If you panic and try to swim against the current, you will use a lot of energy and will quickly get tired, uneasy, and end up swallowing water, which, in both cases, can be dangerous.
Turn around on to the back, and let you lead with the current, just as described above.
Private Swimming Pools
There is nothing better than to dip in your own swimming pool, if you get tired of the sun. However, there is also another and a more dangerous side to a swimming pool. And that is the danger of falling. For adults it is certainly not a problem, but for small children, it can be fatal. A summer day at the pool with family or friends can be lovely, but one adult must be in charge of keeping an eye on the children. The younger the children, the closer the supervision ought to be. You can lose the sight of the children in a very short period of time.
To be on the safe side, make sure to place a fence around the pool so that small children or toddlers cannot crawl over to the pool and fall into it. The fence should not be less than half a meter.
Some choose to have a swimming pool cover pulled across the water surface to prevent leaves and the like from falling into the pool, and perhaps also to retain heat. Some covers do not fit very tightly, so when a person falls into the pool by accident, he or she can be wrapped completely into the cover in an attempt to get up. This can be fatal.

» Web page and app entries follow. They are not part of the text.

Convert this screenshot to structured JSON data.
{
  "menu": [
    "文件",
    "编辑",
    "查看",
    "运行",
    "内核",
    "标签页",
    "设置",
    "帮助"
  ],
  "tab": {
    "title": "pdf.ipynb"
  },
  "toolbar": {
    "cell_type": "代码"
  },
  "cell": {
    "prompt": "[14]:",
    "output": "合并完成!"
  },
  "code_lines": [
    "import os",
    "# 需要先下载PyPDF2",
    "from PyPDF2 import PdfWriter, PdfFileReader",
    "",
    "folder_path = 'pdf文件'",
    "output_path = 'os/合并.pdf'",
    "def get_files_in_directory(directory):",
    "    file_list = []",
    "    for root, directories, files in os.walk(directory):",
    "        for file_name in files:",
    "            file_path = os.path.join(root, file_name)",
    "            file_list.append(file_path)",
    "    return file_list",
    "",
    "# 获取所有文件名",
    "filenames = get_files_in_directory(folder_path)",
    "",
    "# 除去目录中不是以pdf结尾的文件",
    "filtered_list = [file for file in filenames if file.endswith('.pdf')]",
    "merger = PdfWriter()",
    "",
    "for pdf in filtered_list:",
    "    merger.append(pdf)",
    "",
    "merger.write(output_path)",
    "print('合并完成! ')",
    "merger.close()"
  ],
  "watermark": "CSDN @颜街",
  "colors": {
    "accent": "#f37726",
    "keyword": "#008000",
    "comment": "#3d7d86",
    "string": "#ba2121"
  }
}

When arriving at your destination, we recommend that you ask the tour guide or the locals if there are special circumstances at the beach that you should be aware of. In many places, the conditions will be very different from that of your local beach. There may be a rocky and steep beach bottom, gravel, stone and a very strong current.
The rules of using the pool area can also differ, and have more restrictions than in your own country.
Also ask if there is lifeguard supervision at the beach and by the pool.
Jellyfish and Weevers
Jellyfish, which flow into the beach with its long, red and white tentacles….
Once you get stung by its long tentacles, which may be very long, you will experience a burning sensation.
You can relieve the pain by using a tool to scrape the nettle cells off your skin. It can be done with a knife or annother sharp object that you have at hand. Some have good experience using a credit card as a scraping instrument. The scraping has to be done in salt water. If you try to scrape it off with table water, you will experience it stings even more.
The weever is a fish with four poison spines on its dorsal fin and gills. The weever likes to lie half buried in the sand close to the shore in the summer. If you are unfortunate enough to step on it, you will immediately experience a sharp pain, and you will swell in the stitched area. The treatment is hot water. The toxin is labile, meaning that the heat neutralizes and destroys the toxin. Hold the stitched area in 45 degrees hot water for up to an hour. If you do not have a tetanus shot, then you should get one within 24 hours.